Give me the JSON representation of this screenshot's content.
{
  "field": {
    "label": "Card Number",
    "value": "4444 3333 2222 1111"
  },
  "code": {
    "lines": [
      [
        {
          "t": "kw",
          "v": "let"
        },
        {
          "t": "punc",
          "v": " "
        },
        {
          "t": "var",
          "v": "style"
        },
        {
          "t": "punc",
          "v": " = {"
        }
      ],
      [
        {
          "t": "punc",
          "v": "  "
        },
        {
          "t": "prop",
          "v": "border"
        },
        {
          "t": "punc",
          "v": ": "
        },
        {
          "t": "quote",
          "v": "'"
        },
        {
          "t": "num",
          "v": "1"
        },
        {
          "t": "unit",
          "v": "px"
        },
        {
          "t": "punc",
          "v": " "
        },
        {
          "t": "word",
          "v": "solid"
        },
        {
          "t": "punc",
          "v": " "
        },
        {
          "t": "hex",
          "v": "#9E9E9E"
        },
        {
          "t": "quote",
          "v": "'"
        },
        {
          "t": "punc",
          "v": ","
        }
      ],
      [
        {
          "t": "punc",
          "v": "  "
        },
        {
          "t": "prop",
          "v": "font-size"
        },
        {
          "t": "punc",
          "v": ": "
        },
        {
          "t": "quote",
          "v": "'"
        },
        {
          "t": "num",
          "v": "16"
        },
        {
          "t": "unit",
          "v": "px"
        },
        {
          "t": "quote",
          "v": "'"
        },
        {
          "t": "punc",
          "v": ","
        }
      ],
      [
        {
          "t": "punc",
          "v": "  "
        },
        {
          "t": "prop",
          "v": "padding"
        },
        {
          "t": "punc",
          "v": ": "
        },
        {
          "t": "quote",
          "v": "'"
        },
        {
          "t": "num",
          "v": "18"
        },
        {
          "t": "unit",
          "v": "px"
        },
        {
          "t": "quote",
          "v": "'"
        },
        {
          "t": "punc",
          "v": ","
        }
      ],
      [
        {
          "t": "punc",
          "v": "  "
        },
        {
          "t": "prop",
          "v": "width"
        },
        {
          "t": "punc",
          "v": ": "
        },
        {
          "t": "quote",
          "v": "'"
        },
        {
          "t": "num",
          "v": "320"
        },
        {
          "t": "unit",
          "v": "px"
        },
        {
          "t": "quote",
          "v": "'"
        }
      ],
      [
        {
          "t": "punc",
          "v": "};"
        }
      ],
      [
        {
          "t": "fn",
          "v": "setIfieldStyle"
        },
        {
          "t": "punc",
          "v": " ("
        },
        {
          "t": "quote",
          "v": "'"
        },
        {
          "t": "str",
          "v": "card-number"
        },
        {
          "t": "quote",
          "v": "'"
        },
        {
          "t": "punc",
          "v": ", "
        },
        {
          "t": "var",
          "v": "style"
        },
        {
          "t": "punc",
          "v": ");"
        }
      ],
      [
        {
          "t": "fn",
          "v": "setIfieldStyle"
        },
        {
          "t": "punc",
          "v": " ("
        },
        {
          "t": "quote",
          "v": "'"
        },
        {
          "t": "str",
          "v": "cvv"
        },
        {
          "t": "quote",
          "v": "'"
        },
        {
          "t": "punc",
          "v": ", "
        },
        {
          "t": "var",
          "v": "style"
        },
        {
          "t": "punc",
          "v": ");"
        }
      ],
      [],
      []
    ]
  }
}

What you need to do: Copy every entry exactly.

Expected answer:
Give me the JSON representation of this screenshot's content.
{
  "field": {
    "label": "Card Number",
    "value": "4444 3333 2222 1111"
  },
  "code": {
    "lines": [
      [
        {
          "t": "kw",
          "v": "let"
        },
        {
          "t": "punc",
          "v": " "
        },
        {
          "t": "var",
          "v": "style"
        },
        {
          "t": "punc",
          "v": " = {"
        }
      ],
      [
        {
          "t": "punc",
          "v": "  "
        },
        {
          "t": "prop",
          "v": "border"
        },
        {
          "t": "punc",
          "v": ": "
        },
        {
          "t": "quote",
          "v": "'"
        },
        {
          "t": "num",
          "v": "1"
        },
        {
          "t": "unit",
          "v": "px"
        },
        {
          "t": "punc",
          "v": " "
        },
        {
          "t": "word",
          "v": "solid"
        },
        {
          "t": "punc",
          "v": " "
        },
        {
          "t": "hex",
          "v": "#9E9E9E"
        },
        {
          "t": "quote",
          "v": "'"
        },
        {
          "t": "punc",
          "v": ","
        }
      ],
      [
        {
          "t": "punc",
          "v": "  "
        },
        {
          "t": "prop",
          "v": "font-size"
        },
        {
          "t": "punc",
          "v": ": "
        },
        {
          "t": "quote",
          "v": "'"
        },
        {
          "t": "num",
          "v": "16"
        },
        {
          "t": "unit",
          "v": "px"
        },
        {
          "t": "quote",
          "v": "'"
        },
        {
          "t": "punc",
          "v": ","
        }
      ],
      [
        {
          "t": "punc",
          "v": "  "
        },
        {
          "t": "prop",
          "v": "padding"
        },
        {
          "t": "punc",
          "v": ": "
        },
        {
          "t": "quote",
          "v": "'"
        },
        {
          "t": "num",
          "v": "18"
        },
        {
          "t": "unit",
          "v": "px"
        },
        {
          "t": "quote",
          "v": "'"
        },
        {
          "t": "punc",
          "v": ","
        }
      ],
      [
        {
          "t": "punc",
          "v": "  "
        },
        {
          "t": "prop",
          "v": "width"
        },
        {
          "t": "punc",
          "v": ": "
        },
        {
          "t": "quote",
          "v": "'"
        },
        {
          "t": "num",
          "v": "320"
        },
        {
          "t": "unit",
          "v": "px"
        },
        {
          "t": "quote",
          "v": "'"
        }
      ],
      [
        {
          "t": "punc",
          "v": "};"
        }
      ],
      [
        {
          "t": "fn",
          "v": "setIfieldStyle"
        },
        {
          "t": "punc",
          "v": " ("
        },
        {
          "t": "quote",
          "v": "'"
        },
        {
          "t": "str",
          "v": "card-number"
        },
        {
          "t": "quote",
          "v": "'"
        },
        {
          "t": "punc",
          "v": ", "
        },
        {
          "t": "var",
          "v": "style"
        },
        {
          "t": "punc",
          "v": ");"
        }
      ],
      [
        {
          "t": "fn",
          "v": "setIfieldStyle"
        },
        {
          "t": "punc",
          "v": " ("
        },
        {
          "t": "quote",
          "v": "'"
        },
        {
          "t": "str",
          "v": "cvv"
        },
        {
          "t": "quote",
          "v": "'"
        },
        {
          "t": "punc",
          "v": ", "
        },
        {
          "t": "var",
          "v": "style"
        },
        {
          "t": "punc",
          "v": ");"
        }
      ],
      [],
      []
    ]
  }
}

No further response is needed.